Our lives are about silences. Our lives—as trans, as kothis, as bisexual, as gender queer, as nangai, as lesbian, as gay—our lives are about silences. The silence of knowing and not-knowing; of acceptance and denial. The silences of our families and communities about all of who we are. And there are the silences within us—we are both silent and silenced by fear and by love: fear of our family and love of our family that holds us in thrall.
We must go where the silences are.
Lesbian, gay, bisexual, and transgender people — are NOT singular, single, alone, disconnected islands of people. Often our own parents are the first ones to discriminate against us in the gay and lesbian community; some of the parents grow to love us despite who we are; a few brave parents embrace, accept, and celebrate us, our friends, and our lives. We are part of families and we are families; we have and we are mothers, fathers, uncles, aunts, siblings, grandparents, cousins and second cousins, and friends, and ancestors. We are part of the fabric of our world. So if we are counted with all of our families and friends, we are not 5% or 7% or 10% of our world. We are more. And we need to be counted differently.
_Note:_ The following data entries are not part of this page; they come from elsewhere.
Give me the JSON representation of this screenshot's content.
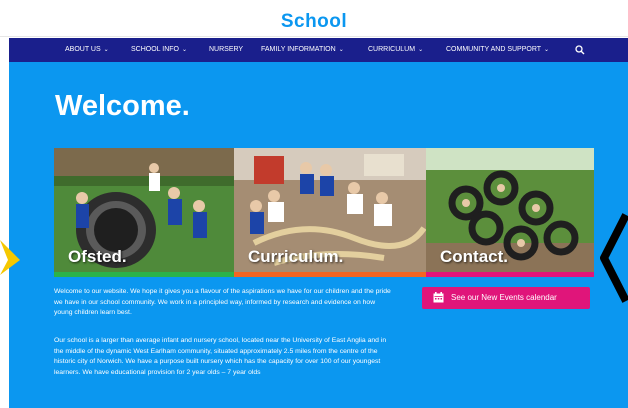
{
  "header": {
    "logo_text": "School"
  },
  "nav": {
    "items": [
      {
        "label": "ABOUT US",
        "dropdown": true
      },
      {
        "label": "SCHOOL INFO",
        "dropdown": true
      },
      {
        "label": "NURSERY",
        "dropdown": false
      },
      {
        "label": "FAMILY INFORMATION",
        "dropdown": true
      },
      {
        "label": "CURRICULUM",
        "dropdown": true
      },
      {
        "label": "COMMUNITY AND SUPPORT",
        "dropdown": true
      }
    ],
    "search_icon": "search-icon"
  },
  "main": {
    "heading": "Welcome.",
    "tiles": [
      {
        "label": "Ofsted.",
        "bar_color": "#2bb34a"
      },
      {
        "label": "Curriculum.",
        "bar_color": "#f26522"
      },
      {
        "label": "Contact.",
        "bar_color": "#e0157a"
      }
    ],
    "paragraphs": [
      "Welcome to our website.  We hope it gives you a flavour of the aspirations we have for our children and the pride we have in our school community. We work in a principled way, informed by research and evidence on how young children learn best.",
      "Our school is a larger than average infant and nursery school, located near the University of East Anglia and in the middle of the dynamic West Earlham community, situated approximately 2.5 miles from the centre of the historic city of Norwich. We have a purpose built nursery which has the capacity for over 100 of our youngest learners. We have educational provision for 2 year olds – 7 year olds"
    ],
    "events_button": {
      "label": "See our New Events calendar",
      "icon": "calendar-icon"
    }
  },
  "colors": {
    "nav_bg": "#1a1f8c",
    "main_bg": "#0b97f0",
    "button_bg": "#e0157a",
    "star": "#f5c800"
  }
}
So I want to use this moment to CALL OUT to our selves—to hold ourselves accountable to each other and for each other—because we are the community we seek to build and to find, and we are each responsible for and capable of building this community. We have to be that which we want to find. And that is the mystery and the paradox of our community work.
And that is why I think our places of coming out need to be spaces of coming together—of all of who we are and who we can be. But they also need to be places where we can grow into being and becoming all of who we are not. And creating such spaces is about making our universe large—so that such competing and conflicting binaries can come together as shimmering, shining possibilities. Each moment making possible the next.
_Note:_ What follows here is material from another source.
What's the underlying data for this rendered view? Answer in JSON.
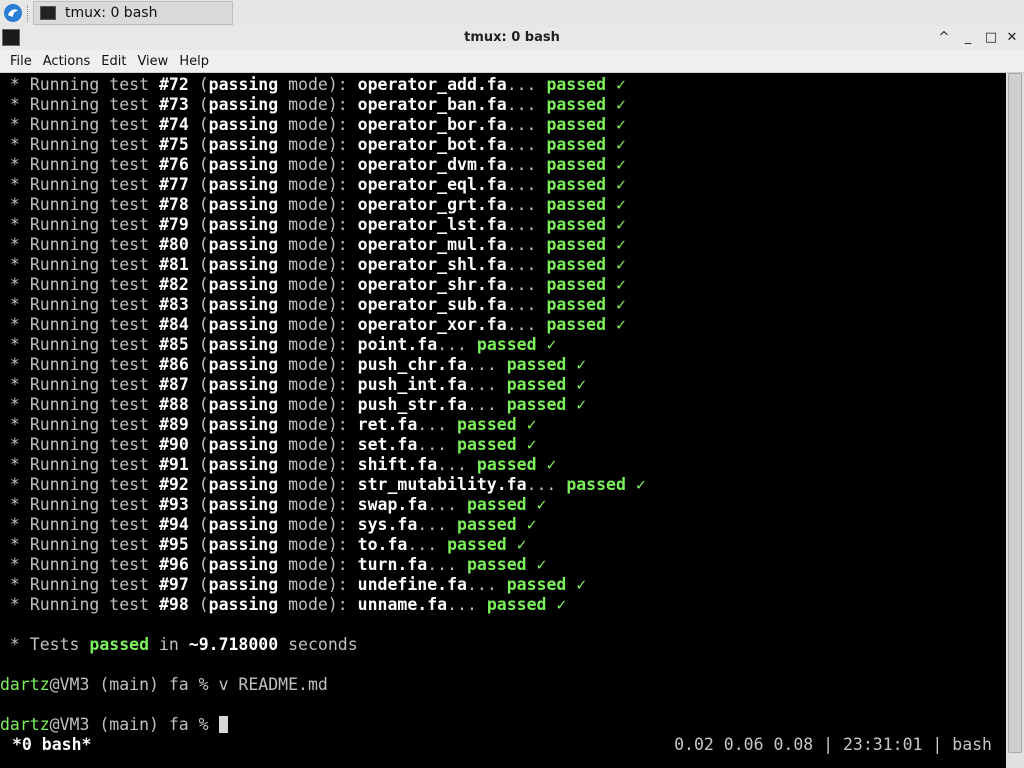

Sivagami (aka Shiva) Subbaraman feels very privileged and honored to be the first Director of the LGBTQ Resource Center which was created in 2008. Since her arrival, she worked to offer a full palate of programming, support and educational trainings and workshops. She has worked extensively to build across differing communities and groups, and to weave their work into the larger tapestry. She has presented at several national conferences (ACPA, NASPA, JASPA, Expanding the Circle, Creating Change) on her experiences in doing LGBTQ work in a Catholic/Jesuit context, and has been invited to several campuses to serve in a consulting and advisory capacity.
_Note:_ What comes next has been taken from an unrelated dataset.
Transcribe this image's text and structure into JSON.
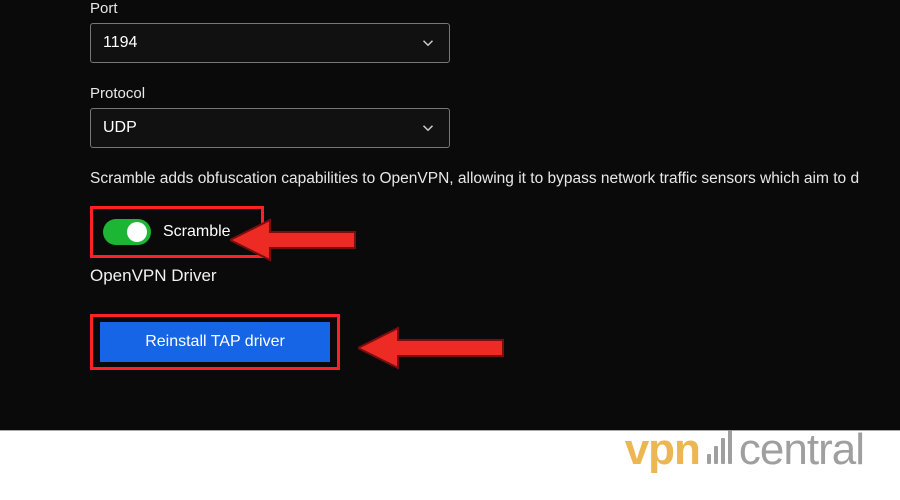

Prior to coming to Georgetown, she worked as Associate Director, Office of LGBT Equity, at the University of Maryland. While there, Shiva co-developed and implemented the Rainbow Terrapin Training program, the LGBT Peer Education program, and Words of Engagement, an intergroup dialogue program. Shiva worked on the two-year Ford Foundation funded INTERACT (Intergroup Dialogue as Pedagogy Across the Curriculum) project, which integrates intergroup dialogues in curricula. Prior to this she worked as Assistant Director, Office of Human Relations Programs at UMD, and has also taught at Macalester College, Drake University, and University of Illinois, Champaign-Urbana.
She is a feminist activist, and serves on the board of several local community organizations. In her varied career, she is most happy to report that she also managed a coffee shop for several years that allowed her to continue her scholarship in a way that being an adjunct professor could not. She has also realized, much to her consternation, that there lurks “a geek” in her humanities soul.